EXERCISE REQUIREMENTS:
Copy the complete listing word for word, but do not carry over any images.

RECORDS TO USE:
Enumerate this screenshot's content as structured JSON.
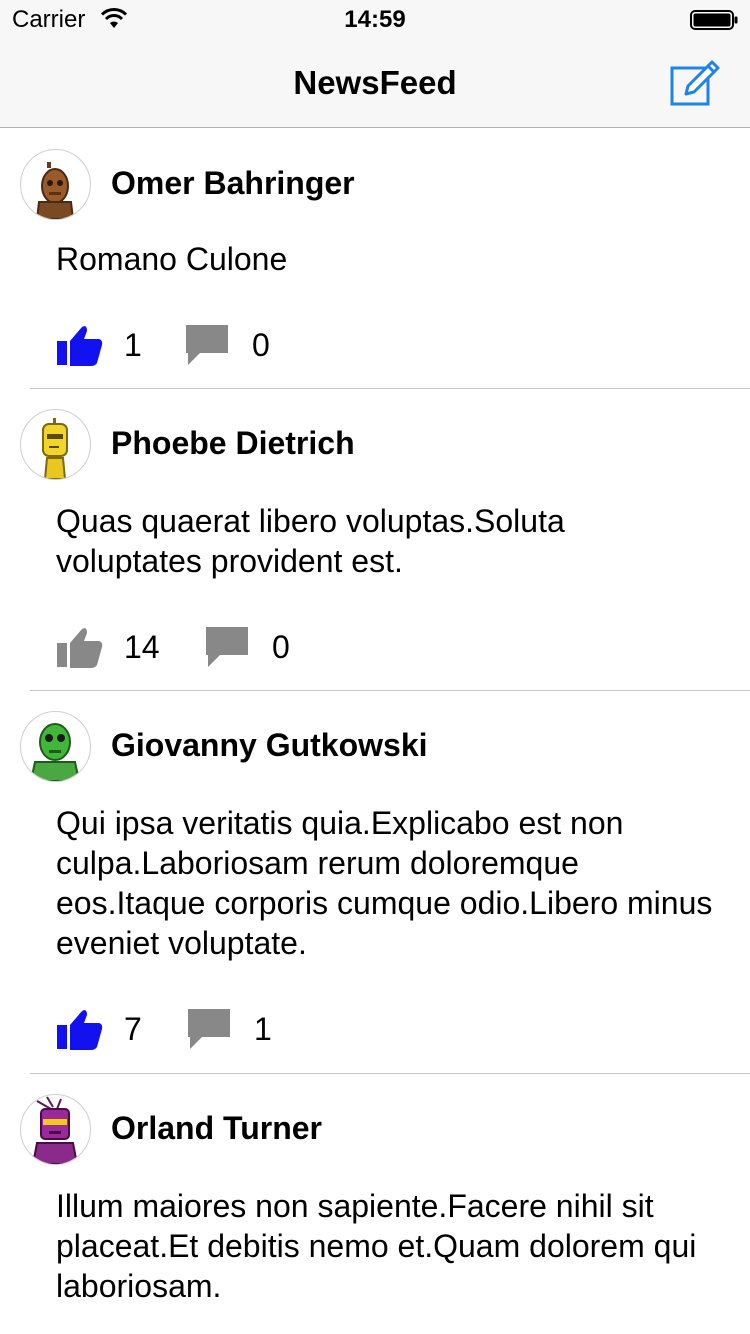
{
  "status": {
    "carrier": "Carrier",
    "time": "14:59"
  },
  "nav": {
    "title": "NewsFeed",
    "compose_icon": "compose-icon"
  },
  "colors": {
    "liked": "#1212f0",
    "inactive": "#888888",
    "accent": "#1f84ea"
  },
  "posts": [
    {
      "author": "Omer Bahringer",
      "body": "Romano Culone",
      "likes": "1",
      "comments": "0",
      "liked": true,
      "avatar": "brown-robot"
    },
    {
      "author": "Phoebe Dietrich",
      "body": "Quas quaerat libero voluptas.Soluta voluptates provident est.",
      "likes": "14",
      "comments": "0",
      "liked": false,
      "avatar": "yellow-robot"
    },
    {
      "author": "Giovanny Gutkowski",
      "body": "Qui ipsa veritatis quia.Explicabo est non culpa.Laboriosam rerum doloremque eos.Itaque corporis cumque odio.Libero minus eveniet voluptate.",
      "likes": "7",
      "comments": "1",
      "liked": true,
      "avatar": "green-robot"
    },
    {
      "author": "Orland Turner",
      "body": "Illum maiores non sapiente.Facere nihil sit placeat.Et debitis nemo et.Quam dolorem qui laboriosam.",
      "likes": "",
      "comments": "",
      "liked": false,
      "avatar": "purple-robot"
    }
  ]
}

OUTPUT FOR THIS EXERCISE:
Enumerate this screenshot's content as structured JSON.
{
  "status": {
    "carrier": "Carrier",
    "time": "14:59"
  },
  "nav": {
    "title": "NewsFeed",
    "compose_icon": "compose-icon"
  },
  "colors": {
    "liked": "#1212f0",
    "inactive": "#888888",
    "accent": "#1f84ea"
  },
  "posts": [
    {
      "author": "Omer Bahringer",
      "body": "Romano Culone",
      "likes": "1",
      "comments": "0",
      "liked": true,
      "avatar": "brown-robot"
    },
    {
      "author": "Phoebe Dietrich",
      "body": "Quas quaerat libero voluptas.Soluta voluptates provident est.",
      "likes": "14",
      "comments": "0",
      "liked": false,
      "avatar": "yellow-robot"
    },
    {
      "author": "Giovanny Gutkowski",
      "body": "Qui ipsa veritatis quia.Explicabo est non culpa.Laboriosam rerum doloremque eos.Itaque corporis cumque odio.Libero minus eveniet voluptate.",
      "likes": "7",
      "comments": "1",
      "liked": true,
      "avatar": "green-robot"
    },
    {
      "author": "Orland Turner",
      "body": "Illum maiores non sapiente.Facere nihil sit placeat.Et debitis nemo et.Quam dolorem qui laboriosam.",
      "likes": "",
      "comments": "",
      "liked": false,
      "avatar": "purple-robot"
    }
  ]
}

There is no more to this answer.